[Dataset rows describing interfaces]
=== Begin Enclosure ===

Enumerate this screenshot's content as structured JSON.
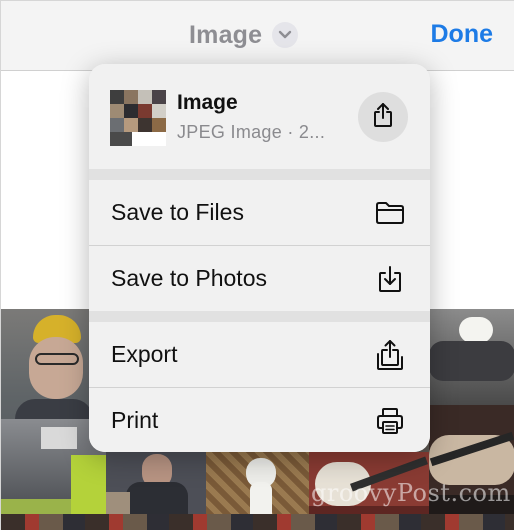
{
  "navbar": {
    "title": "Image",
    "done_label": "Done",
    "title_color": "#8e8e93",
    "done_color": "#1d7be6"
  },
  "share_menu": {
    "header": {
      "title": "Image",
      "subtitle": "JPEG Image · 2..."
    },
    "items": [
      {
        "label": "Save to Files",
        "icon": "folder-icon"
      },
      {
        "label": "Save to Photos",
        "icon": "save-to-photos-icon"
      },
      {
        "label": "Export",
        "icon": "export-icon"
      },
      {
        "label": "Print",
        "icon": "printer-icon"
      }
    ]
  },
  "watermark": "groovyPost.com"
}
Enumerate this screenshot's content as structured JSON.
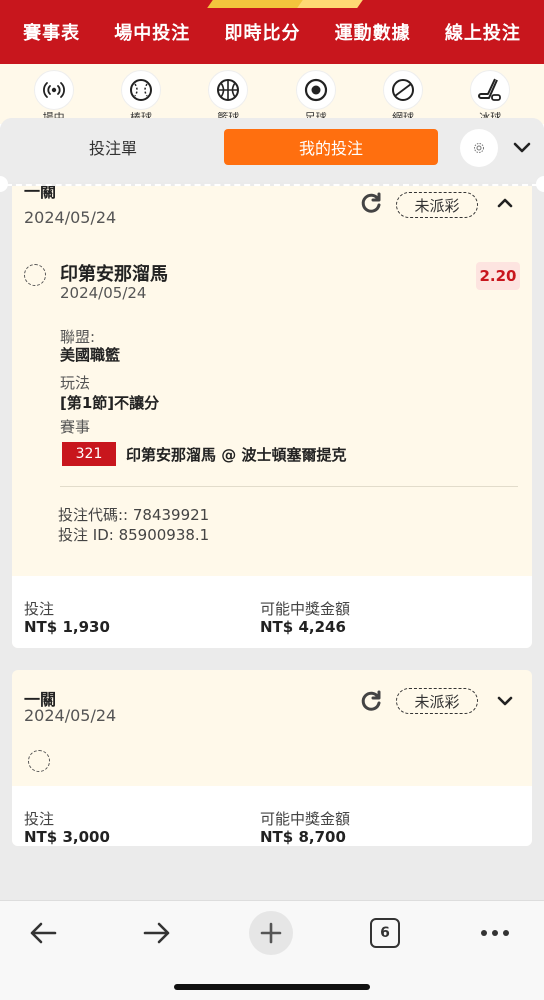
{
  "topnav": {
    "items": [
      "賽事表",
      "場中投注",
      "即時比分",
      "運動數據",
      "線上投注"
    ]
  },
  "sports": [
    {
      "icon": "live-icon",
      "label": "場中"
    },
    {
      "icon": "baseball-icon",
      "label": "棒球"
    },
    {
      "icon": "basketball-icon",
      "label": "籃球"
    },
    {
      "icon": "soccer-icon",
      "label": "足球"
    },
    {
      "icon": "tennis-icon",
      "label": "網球"
    },
    {
      "icon": "hockey-icon",
      "label": "冰球"
    }
  ],
  "tabs": {
    "betslip": "投注單",
    "my_bets": "我的投注"
  },
  "colors": {
    "brand_red": "#c8161d",
    "accent_orange": "#ff6f0f",
    "card_bg": "#fff9ea"
  },
  "bet1": {
    "type": "一關",
    "date": "2024/05/24",
    "status": "未派彩",
    "selection": {
      "team": "印第安那溜馬",
      "date": "2024/05/24",
      "odds": "2.20",
      "league_label": "聯盟:",
      "league": "美國職籃",
      "market_label": "玩法",
      "market": "[第1節]不讓分",
      "event_label": "賽事",
      "match_id": "321",
      "match_name": "印第安那溜馬 @ 波士頓塞爾提克",
      "bet_code": "投注代碼:: 78439921",
      "bet_id": "投注 ID: 85900938.1"
    },
    "stake_label": "投注",
    "stake": "NT$ 1,930",
    "payout_label": "可能中獎金額",
    "payout": "NT$ 4,246"
  },
  "bet2": {
    "type": "一關",
    "date": "2024/05/24",
    "status": "未派彩",
    "stake_label": "投注",
    "stake": "NT$ 3,000",
    "payout_label": "可能中獎金額",
    "payout": "NT$ 8,700"
  },
  "browser": {
    "tab_count": "6"
  }
}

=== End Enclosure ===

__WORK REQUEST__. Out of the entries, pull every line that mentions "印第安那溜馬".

__WRITTEN REPLY__.
      "team": "印第安那溜馬",
      "match_name": "印第安那溜馬 @ 波士頓塞爾提克",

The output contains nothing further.